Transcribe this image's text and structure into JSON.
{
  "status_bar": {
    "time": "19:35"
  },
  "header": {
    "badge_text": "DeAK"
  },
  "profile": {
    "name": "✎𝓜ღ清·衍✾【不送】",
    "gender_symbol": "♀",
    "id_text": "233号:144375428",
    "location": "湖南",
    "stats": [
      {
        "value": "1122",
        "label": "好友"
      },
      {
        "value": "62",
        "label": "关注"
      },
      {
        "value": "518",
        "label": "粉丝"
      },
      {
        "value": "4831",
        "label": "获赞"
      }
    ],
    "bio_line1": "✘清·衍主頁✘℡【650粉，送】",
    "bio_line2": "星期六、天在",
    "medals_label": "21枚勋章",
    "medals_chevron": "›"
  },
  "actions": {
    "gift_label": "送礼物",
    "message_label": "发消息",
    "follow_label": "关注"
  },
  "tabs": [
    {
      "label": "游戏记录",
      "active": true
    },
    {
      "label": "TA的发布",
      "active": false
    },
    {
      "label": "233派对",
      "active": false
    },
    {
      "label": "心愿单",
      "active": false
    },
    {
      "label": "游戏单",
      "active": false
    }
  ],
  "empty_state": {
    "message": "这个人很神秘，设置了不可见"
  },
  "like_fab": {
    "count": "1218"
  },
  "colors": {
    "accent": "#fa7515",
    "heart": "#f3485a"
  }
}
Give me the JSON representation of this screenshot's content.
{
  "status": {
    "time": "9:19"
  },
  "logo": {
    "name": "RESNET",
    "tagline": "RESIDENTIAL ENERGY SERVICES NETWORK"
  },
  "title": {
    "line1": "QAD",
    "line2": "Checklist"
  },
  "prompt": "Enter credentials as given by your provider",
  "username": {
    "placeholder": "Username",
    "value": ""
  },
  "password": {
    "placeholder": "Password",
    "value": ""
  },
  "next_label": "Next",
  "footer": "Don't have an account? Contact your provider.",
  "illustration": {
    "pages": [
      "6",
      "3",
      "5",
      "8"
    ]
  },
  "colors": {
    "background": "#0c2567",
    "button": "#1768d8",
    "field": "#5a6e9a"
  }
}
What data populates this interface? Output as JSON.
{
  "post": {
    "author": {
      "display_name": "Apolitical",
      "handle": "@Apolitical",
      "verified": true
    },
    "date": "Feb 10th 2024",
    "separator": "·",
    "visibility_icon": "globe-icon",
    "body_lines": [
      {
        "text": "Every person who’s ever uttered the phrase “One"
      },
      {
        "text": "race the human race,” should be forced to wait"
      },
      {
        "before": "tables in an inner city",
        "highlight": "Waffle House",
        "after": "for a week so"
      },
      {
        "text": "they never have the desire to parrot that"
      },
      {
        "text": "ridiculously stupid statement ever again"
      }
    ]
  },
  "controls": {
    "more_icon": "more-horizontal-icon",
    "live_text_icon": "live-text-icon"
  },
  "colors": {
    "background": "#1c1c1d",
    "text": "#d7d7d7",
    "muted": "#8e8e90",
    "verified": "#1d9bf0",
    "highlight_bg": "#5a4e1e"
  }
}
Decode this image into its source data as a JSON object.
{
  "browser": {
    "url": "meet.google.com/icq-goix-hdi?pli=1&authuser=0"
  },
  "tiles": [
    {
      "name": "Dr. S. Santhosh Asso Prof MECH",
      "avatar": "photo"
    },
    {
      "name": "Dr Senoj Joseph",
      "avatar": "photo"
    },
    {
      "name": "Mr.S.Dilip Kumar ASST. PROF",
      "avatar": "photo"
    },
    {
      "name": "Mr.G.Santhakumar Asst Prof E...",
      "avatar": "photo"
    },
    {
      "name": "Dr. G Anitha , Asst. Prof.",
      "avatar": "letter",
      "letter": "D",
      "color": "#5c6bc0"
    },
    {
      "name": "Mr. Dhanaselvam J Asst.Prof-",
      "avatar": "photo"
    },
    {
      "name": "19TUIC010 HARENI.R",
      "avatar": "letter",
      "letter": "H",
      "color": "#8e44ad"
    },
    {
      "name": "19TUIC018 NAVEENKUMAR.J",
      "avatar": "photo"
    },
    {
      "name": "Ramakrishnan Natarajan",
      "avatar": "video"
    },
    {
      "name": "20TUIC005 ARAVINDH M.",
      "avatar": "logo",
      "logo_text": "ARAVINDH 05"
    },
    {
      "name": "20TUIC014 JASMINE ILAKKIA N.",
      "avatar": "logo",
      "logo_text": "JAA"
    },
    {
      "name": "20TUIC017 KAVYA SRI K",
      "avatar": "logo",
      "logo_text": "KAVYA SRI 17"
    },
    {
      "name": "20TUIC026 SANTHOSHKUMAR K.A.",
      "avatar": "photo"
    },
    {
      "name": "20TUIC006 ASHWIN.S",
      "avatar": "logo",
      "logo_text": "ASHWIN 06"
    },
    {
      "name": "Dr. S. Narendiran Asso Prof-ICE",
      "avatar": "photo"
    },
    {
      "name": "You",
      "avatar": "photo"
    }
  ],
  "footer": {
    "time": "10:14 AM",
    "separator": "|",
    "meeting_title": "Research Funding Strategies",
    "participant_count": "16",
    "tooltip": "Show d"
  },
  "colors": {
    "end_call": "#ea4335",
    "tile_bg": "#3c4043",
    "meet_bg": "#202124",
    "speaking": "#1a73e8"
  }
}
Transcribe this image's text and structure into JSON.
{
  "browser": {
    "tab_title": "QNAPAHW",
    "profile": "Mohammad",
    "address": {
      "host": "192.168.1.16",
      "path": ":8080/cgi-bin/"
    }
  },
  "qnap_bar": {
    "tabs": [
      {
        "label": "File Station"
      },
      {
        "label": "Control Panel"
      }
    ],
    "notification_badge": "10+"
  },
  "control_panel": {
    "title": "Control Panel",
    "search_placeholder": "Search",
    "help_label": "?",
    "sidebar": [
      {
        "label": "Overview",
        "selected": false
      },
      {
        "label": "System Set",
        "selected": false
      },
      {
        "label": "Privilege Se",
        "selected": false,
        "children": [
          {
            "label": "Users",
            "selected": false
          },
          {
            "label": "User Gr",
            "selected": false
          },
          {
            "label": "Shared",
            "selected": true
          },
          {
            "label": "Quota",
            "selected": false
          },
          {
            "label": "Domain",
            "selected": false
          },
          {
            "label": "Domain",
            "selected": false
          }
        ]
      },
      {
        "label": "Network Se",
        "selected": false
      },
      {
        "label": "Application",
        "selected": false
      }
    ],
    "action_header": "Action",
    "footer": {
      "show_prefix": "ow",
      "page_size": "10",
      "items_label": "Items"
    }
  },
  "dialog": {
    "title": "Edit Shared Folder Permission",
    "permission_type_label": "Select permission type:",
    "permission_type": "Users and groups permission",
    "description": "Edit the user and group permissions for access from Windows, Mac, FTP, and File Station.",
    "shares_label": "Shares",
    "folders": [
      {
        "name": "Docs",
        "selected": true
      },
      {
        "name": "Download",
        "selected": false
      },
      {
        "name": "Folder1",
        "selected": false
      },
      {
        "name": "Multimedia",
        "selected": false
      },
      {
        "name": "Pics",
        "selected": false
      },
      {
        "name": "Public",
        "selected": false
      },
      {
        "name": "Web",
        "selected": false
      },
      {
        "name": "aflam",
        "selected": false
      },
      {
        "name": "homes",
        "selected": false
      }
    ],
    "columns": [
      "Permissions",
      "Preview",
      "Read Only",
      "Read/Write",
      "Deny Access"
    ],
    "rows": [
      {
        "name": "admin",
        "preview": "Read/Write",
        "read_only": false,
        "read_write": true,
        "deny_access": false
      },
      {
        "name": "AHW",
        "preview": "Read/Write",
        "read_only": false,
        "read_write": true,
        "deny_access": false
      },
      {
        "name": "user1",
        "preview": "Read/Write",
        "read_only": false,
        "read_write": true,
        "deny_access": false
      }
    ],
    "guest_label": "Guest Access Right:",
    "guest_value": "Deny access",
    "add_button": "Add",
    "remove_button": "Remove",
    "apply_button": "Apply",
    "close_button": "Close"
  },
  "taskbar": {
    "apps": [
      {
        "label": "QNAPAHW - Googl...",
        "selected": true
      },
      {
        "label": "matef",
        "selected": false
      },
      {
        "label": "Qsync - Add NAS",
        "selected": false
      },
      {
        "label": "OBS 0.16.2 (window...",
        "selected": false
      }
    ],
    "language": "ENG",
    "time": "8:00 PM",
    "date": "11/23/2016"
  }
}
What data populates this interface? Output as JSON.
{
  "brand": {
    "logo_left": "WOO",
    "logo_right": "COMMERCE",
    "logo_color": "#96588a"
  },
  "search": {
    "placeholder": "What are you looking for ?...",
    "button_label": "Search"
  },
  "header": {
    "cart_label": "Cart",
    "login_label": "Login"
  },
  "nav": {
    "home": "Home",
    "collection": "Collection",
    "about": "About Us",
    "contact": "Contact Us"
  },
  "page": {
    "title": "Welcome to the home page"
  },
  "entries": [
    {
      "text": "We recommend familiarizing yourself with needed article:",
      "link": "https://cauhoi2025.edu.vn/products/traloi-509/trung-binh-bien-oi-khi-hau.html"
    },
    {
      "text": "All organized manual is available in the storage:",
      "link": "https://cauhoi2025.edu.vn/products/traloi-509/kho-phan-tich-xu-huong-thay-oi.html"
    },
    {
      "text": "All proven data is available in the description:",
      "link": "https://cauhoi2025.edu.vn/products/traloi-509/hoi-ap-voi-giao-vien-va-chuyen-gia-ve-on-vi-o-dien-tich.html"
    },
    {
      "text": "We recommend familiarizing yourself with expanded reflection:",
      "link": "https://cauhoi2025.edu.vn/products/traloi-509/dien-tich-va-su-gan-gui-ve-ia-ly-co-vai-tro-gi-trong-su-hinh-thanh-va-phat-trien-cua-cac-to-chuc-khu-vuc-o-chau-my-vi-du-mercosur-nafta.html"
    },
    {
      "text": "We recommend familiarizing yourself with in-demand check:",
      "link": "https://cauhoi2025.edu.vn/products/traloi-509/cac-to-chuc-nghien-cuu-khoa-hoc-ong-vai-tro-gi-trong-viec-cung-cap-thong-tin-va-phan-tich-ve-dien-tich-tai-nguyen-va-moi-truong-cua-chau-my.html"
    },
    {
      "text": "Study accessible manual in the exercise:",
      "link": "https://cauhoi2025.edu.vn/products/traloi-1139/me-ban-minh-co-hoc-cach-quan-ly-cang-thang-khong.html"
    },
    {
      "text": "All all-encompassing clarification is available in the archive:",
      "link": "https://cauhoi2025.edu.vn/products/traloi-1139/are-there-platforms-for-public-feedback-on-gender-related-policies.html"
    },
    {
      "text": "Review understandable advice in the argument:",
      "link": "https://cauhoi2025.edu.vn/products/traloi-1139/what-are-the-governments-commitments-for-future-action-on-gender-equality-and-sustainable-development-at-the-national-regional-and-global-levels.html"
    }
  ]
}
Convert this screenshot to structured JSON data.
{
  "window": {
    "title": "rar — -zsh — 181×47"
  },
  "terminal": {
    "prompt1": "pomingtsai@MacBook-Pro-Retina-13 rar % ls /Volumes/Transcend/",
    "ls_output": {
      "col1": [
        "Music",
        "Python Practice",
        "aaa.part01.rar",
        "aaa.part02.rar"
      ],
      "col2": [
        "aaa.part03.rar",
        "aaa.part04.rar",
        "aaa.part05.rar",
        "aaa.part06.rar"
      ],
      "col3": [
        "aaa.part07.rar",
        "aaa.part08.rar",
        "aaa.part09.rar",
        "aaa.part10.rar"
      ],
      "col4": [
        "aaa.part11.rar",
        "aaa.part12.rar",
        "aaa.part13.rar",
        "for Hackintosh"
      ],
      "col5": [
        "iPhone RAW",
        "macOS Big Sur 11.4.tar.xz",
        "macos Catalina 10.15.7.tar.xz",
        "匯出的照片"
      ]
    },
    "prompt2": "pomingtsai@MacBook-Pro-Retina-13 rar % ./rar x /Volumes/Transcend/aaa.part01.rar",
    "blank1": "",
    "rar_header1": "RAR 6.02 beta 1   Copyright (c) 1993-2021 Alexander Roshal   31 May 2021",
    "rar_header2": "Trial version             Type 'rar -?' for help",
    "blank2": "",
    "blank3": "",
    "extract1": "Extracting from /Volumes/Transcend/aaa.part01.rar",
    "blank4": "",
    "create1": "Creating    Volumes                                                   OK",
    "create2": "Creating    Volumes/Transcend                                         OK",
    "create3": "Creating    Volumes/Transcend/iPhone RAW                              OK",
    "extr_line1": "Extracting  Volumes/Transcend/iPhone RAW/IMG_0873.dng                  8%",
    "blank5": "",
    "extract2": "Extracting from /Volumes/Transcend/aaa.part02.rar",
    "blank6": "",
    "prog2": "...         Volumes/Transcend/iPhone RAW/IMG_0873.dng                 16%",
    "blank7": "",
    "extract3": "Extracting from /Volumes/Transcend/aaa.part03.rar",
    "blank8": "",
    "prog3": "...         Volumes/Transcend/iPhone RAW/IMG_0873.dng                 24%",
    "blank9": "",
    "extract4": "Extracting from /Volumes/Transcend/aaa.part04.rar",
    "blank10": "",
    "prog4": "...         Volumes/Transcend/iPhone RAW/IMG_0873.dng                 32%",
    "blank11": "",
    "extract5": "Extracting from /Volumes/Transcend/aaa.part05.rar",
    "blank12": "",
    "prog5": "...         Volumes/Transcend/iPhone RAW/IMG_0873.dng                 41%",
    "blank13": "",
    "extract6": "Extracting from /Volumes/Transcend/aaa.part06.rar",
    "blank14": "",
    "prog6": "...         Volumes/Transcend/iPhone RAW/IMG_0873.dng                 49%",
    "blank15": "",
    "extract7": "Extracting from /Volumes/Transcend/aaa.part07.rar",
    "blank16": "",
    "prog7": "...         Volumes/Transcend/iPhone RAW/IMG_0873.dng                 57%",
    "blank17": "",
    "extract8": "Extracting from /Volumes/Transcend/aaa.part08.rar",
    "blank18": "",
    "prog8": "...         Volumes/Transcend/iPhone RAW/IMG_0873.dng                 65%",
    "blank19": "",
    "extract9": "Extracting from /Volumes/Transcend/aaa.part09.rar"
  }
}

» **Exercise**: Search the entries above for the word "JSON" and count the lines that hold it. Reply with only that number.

» **Exercise answer**: 7